Former CIA director and retired US general David Petraeus has appeared in court on charges of leaking secrets to a mistress who was writing his biography.

Petraeus attended sentencing in Charlotte, North Carolina, on Thursday after already agreeing to plead guilty to a misdemeanor count of unauthorised removal and retention of classified material.

As part of an agreement filed with prosecutors in March, the government will not seek any prison time.

Instead, Petraeus will agree to pay a $40,000 fine and receive two years of probation, according to court documents.

A retired four-star army general who led US forces in Iraq and Afghanistan, Petraeus agreed not to contest the set of facts laid out by the government as part of the deal.

David Kendall, Petraeus' lawyer, had no comment ahead of the plea and sentencing hearing.

Prosecutors have alleged that while the ge…

Video of Islamic State capabilities impresses military experts

IRBIL, IRAQ — The video opens with high-definition footage shot from a drone flying over an oil refinery in central Iraq, but this video isn’t from a multi-million-dollar American drone. It’s from a drone operated by the Islamic State that likely cost a few thousand dollars.

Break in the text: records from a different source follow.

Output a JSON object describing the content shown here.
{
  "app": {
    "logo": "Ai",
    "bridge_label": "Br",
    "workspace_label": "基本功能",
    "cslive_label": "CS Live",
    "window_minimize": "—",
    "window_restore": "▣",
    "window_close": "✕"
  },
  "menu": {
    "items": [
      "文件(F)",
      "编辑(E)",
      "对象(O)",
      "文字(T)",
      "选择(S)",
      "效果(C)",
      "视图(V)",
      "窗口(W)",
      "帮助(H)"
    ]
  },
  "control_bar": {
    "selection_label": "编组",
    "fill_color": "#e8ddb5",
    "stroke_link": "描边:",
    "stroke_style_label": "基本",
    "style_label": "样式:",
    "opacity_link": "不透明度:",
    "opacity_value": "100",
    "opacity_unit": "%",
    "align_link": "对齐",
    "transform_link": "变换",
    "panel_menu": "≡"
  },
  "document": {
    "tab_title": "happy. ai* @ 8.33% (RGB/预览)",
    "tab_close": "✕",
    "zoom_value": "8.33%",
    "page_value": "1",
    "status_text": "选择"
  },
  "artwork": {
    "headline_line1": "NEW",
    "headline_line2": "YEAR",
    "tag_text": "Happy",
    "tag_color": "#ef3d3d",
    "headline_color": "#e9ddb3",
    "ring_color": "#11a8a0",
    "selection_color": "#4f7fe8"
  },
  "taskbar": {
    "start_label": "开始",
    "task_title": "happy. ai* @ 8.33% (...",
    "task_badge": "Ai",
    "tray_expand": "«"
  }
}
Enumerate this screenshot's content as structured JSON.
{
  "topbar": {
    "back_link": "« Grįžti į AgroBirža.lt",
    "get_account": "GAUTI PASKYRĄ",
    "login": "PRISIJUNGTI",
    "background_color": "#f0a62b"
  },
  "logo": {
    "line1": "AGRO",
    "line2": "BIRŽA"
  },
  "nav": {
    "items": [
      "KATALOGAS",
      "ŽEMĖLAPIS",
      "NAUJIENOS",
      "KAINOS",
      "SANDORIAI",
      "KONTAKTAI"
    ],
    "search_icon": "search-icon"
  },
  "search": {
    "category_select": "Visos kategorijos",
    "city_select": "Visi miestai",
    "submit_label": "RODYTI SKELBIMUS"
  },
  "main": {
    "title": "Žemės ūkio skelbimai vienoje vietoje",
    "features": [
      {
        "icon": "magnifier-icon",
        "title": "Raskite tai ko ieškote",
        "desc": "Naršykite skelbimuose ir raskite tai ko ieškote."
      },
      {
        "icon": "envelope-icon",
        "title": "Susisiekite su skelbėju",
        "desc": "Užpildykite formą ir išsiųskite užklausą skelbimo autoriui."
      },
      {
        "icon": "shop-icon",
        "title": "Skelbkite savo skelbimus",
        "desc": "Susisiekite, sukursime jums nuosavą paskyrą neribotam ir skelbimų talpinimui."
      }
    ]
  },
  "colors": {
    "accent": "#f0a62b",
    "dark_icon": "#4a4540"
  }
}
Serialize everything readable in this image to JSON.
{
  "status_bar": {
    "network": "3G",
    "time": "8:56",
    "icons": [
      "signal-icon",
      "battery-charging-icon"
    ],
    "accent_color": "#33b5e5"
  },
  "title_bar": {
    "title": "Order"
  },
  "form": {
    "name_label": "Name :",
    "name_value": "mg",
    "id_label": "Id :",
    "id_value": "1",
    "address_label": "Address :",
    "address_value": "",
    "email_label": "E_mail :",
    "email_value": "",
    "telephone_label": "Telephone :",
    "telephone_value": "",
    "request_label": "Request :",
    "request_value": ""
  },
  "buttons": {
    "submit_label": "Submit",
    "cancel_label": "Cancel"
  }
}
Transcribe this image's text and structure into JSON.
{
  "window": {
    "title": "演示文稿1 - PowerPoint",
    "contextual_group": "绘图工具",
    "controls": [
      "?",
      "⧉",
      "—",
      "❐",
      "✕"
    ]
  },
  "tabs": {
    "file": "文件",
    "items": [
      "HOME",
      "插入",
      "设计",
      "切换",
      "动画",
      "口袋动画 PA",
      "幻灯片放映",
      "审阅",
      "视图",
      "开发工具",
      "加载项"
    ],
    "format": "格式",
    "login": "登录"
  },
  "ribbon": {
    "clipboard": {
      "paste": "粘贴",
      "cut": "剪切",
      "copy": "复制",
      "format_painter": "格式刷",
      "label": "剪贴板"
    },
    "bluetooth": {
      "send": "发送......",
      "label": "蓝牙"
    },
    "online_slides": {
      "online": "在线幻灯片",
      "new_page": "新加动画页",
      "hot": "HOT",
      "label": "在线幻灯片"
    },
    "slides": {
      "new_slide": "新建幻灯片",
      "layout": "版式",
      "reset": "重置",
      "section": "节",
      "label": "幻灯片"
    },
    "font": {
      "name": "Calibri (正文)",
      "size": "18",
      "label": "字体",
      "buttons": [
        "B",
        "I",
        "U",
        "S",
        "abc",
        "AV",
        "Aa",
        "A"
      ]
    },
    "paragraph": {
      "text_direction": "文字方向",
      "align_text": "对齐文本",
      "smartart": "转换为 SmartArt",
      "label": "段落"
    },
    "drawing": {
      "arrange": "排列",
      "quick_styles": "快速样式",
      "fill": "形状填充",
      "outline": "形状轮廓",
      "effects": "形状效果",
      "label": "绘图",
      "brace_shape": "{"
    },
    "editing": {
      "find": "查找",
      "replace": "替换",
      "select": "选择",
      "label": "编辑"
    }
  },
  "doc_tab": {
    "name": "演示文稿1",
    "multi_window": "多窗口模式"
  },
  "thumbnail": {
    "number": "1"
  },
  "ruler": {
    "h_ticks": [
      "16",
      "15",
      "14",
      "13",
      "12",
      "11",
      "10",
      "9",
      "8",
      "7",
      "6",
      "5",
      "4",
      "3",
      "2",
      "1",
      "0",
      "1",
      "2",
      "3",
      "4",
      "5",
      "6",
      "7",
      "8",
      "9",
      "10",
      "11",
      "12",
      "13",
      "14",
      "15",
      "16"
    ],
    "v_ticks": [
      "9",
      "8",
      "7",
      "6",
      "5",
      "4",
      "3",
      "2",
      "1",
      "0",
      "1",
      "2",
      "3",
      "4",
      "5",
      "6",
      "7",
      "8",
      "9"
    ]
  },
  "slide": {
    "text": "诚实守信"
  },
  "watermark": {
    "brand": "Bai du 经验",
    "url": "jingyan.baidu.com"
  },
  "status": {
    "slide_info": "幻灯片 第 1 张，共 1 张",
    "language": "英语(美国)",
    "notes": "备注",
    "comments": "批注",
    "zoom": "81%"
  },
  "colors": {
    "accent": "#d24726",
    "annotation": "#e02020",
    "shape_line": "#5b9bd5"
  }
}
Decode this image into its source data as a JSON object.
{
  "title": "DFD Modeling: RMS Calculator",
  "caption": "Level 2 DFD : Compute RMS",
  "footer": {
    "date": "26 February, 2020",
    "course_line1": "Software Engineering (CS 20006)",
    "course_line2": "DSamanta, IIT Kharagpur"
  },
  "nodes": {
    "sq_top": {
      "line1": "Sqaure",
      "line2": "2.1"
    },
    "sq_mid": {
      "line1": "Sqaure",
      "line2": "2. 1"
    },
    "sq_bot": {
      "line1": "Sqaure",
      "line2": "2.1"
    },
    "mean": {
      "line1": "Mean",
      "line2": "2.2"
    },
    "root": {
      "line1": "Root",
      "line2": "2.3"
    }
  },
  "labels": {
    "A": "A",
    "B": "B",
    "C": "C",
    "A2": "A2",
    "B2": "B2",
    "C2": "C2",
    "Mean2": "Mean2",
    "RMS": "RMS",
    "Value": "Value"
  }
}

And the refinery – Iraq’s largest – is held by government forces, who have been besieged by the militants for the better part of a year.

The video, called “Defiant Attack on the Apostates at the Refinery,” began appearing on jihadist-linked websites and Twitter accounts last week. It heralded an Islamic State assault on the oil refinery at Baiji, where Iraqi government soldiers have held out since last summer against surrounding Islamic State troops. In the end, the government kept hold of the refinery, the country’s largest, with the help of 47 airstrikes by the United States and a massive influx of Iraqi reinforcements.

But beyond the outcome of the refinery battle, military analysts who’ve viewed the video find i…

What Does Putin Want?

By Rostislav Ishchenko




Foreword by the Saker:

The analysis below is, by far, the best I have seen since the beginning of the conflict in the Ukraine. I have regularly posted analyses by Ishchenko on this blog before, because I considered him as one of the best analysts in Russia. This time, however, Ishchenko has truly produced a masterpiece: a comprehensive analysis of the geostrategic position of Russia and a clear and, I believe, absolutely accurate analysis of the entire “Putin strategy” for the Ukraine. I have always said that this conflict is not about the Ukraine but about the future of the planet and that there is no “Novorussian” or even “Ukrainian” solution, but that the only possible outcome is a strategic victory of either Russia or the USA which will affect the entire planet. Ishchenko does a superb overview of the risks and options for both sides and offers the first comprehensive “key” to the apparentlyincomprehensible behavior of Russia in this conflict. Finally, Ishchen…